It’s my sincere hope that once Christmas is over, you’ll have at least a few days—and maybe even a full week—to rest and find rejuvenation. This season is often particularly hard on church staff and church creatives because of the immense amount of time and effort often required for you to do your job.
When downtime comes, I like to have a few books at the ready. For me, reading is simultaneously energizing and relaxing. I can allow others’ thoughts to seep through my lowered defenses while considering what may lie ahead in the year to come. I can think about where I’ve been (and who I’ve been!) and where I’d like to find myself over the next few months.

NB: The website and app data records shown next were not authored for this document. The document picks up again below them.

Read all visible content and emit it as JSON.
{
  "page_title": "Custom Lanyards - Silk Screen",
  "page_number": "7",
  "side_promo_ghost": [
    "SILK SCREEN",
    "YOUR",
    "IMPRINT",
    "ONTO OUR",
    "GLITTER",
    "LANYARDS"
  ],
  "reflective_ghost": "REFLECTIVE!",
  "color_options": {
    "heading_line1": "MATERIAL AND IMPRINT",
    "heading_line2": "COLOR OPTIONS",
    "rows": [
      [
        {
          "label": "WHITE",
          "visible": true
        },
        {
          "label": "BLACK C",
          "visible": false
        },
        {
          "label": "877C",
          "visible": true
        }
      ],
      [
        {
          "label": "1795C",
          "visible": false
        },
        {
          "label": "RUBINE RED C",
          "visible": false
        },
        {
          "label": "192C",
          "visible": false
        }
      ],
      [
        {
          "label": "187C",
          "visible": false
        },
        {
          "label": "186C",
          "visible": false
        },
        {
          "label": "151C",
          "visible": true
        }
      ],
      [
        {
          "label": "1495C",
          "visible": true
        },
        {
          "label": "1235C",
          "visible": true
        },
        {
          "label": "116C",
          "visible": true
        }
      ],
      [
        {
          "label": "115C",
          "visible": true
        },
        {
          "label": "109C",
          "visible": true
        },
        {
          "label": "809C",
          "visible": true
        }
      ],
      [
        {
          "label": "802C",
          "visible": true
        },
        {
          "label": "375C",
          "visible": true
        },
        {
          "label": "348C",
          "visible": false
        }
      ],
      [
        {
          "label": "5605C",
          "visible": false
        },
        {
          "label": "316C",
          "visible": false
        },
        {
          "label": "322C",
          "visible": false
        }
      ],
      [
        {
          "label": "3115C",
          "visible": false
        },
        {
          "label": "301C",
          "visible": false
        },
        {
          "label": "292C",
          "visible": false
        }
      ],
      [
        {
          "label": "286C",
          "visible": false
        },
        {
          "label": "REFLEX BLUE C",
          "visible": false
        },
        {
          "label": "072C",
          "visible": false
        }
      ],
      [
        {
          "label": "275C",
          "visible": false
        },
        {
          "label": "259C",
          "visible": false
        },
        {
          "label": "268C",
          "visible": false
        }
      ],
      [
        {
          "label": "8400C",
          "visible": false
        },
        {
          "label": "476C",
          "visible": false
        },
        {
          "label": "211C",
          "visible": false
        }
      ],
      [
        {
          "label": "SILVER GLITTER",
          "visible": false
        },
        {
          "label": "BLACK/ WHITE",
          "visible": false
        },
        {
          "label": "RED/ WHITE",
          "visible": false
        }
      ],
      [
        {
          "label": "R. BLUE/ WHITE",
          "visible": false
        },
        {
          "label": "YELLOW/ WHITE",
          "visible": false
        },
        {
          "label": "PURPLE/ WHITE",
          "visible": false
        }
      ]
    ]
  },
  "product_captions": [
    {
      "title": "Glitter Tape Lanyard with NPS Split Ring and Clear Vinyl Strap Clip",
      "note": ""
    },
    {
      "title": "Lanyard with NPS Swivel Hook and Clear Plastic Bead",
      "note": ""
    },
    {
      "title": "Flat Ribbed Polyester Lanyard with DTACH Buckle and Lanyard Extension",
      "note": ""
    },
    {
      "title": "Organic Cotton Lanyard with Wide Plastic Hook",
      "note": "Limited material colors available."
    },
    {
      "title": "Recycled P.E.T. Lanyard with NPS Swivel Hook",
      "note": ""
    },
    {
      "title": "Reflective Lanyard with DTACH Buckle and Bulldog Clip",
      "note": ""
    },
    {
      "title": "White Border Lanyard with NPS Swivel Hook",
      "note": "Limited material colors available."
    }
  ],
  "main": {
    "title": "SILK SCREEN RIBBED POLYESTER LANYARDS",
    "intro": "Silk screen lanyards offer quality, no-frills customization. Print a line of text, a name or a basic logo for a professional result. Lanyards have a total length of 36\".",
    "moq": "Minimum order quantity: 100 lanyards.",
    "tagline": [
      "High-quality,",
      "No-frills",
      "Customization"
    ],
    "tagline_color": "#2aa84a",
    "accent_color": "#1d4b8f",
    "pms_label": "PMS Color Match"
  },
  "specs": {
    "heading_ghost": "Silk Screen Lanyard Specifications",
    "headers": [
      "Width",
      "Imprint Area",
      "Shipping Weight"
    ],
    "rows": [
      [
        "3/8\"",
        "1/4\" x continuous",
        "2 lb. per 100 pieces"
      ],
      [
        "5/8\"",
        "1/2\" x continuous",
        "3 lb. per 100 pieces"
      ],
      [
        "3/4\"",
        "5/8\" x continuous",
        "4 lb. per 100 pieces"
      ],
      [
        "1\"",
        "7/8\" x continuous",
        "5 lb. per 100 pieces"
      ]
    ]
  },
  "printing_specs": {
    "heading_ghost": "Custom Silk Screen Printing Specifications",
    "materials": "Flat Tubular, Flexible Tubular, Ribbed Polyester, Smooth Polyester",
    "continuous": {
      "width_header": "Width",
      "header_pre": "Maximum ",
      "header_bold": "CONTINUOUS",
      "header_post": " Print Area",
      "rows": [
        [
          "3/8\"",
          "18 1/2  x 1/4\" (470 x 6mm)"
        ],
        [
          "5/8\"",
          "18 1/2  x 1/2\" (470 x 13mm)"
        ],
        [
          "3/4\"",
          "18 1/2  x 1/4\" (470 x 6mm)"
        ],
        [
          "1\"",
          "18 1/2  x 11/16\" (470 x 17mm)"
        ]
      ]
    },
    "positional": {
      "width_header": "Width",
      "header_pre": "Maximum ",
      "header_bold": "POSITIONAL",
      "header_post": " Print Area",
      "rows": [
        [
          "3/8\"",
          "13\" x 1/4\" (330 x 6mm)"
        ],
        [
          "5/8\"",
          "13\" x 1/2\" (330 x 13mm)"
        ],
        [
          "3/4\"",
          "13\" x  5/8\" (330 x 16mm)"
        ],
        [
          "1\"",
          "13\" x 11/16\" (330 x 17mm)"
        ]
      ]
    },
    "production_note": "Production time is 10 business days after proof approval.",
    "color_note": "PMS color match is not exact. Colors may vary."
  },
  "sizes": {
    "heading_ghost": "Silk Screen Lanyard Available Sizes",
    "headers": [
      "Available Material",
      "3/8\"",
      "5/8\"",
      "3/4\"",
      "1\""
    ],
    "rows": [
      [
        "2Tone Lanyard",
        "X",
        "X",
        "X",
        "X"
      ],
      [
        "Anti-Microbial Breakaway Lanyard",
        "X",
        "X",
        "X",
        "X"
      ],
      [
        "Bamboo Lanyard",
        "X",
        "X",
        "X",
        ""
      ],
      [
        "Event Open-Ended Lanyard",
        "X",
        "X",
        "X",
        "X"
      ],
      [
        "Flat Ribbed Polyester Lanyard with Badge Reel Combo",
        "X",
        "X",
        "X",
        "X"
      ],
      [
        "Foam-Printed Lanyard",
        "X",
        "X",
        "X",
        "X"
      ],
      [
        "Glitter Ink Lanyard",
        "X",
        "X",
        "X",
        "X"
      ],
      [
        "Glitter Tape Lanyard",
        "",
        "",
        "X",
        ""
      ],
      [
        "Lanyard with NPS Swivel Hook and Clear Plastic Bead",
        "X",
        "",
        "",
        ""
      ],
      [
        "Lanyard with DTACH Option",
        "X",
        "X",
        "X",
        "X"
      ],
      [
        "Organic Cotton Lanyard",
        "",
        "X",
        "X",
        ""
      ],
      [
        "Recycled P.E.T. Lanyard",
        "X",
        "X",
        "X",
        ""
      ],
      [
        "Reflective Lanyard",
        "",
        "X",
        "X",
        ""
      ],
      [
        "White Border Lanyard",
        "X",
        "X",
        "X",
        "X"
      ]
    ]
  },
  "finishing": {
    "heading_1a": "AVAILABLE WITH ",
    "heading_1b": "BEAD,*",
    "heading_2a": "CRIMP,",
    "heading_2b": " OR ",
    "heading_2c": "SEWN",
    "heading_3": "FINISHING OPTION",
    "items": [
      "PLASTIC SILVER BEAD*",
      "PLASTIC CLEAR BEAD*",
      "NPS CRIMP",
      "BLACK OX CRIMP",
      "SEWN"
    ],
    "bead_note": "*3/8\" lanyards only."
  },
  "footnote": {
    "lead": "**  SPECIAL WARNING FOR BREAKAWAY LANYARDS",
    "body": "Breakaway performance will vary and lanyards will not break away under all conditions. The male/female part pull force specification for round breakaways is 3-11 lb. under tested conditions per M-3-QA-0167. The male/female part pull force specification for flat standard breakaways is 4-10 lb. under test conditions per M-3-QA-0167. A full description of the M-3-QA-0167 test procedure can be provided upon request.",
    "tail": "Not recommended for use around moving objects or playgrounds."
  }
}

These are my top suggestions for books on the creative life. Feel free to add more in the comments. I’m always looking to add to my library.
The War of Art by Steven Pressfield
If you haven’t already read this book, you’re behind the creative curve.
From Amazon: “The War of Art identifies the enemy that every one of us must face, outlines a battle plan to conquer this internal foe, then pinpoints just how to achieve the greatest success.Though it was written for writers, it has been embraced by business entrepreneurs, actors, dancers, painters, photographers, filmmakers, military service members and thousands of others around the world.”
Creativity, Inc. by Ed Catmull
For a taste, read this excellent excerpt: “Inside the Pixar Braintrust.”
From Amazon: “Creativity, Inc. is a book for managers who want to lead their employees to new heights, a manual for anyone who strives for originality, and the first-ever, all-access trip into the nerve center of Pixar Animation—into the meetings, postmortems, and “Braintrust” sessions where some of the most successful films in history are made.”
The Laws of Simplicity by John Maeda
A book that touches on nearly every aspect of what it means to be a church creative (minus the all-important spiritual aspect!)
In another great list, “15 Books for Creative Domination,” 99u describes Maeda’s book well: “Written with simple language and great wisdom, this compact book outlines 10 laws of simplicity for design, technology, business, and life. Ranging from basic to intermediate to deep simplicity, Maeda’s insights apply to everything from arranging your living room to designing a visionary product.”
Orbiting The Giant Hairball
by Gordon MacKenzie
Sometimes you even have to deal with hairballs in church work.
In “5 Brilliant Books for Creative Pros,” Todd Henry with Accidental Creative describes this uniquely titled book: “MacKenzie spent years as the creative guru at Hallmark. During his tenure he had to deal with the inevitable ‘hairball’ of bureaucracy and find ways of staying creatively fresh amidst the pressures and madness. This book offers some of his best thoughts and tips for dealing with the tension between organization and creativity, and he delivers it in a fresh and fun way.”
The Creative Habit by Twyla Tharp
One reviewer called it “practical, straightforward, accessible, and encouraging.”
From Amazon: “One of the world’s leading creative artists, choreographers, and creator of the smash-hit Broadway show, Movin’ Out, shares her secrets for developing and honing your creative talents—at once prescriptive and inspirational, a book to stand alongside The Artist’s Way and Bird by Bird.”
- Steal Like an Artist by Austin Kleon
- Story by Robert McKee
- Ignore Everybody by Hugh MacLeod
- Making Ideas Happen by Scott Belsky
- Manage Your Day-to-Day by Jocelyn Glei
What would you add to this list?
Or, if you’ve read any of these, which have been most helpful to you as a creative?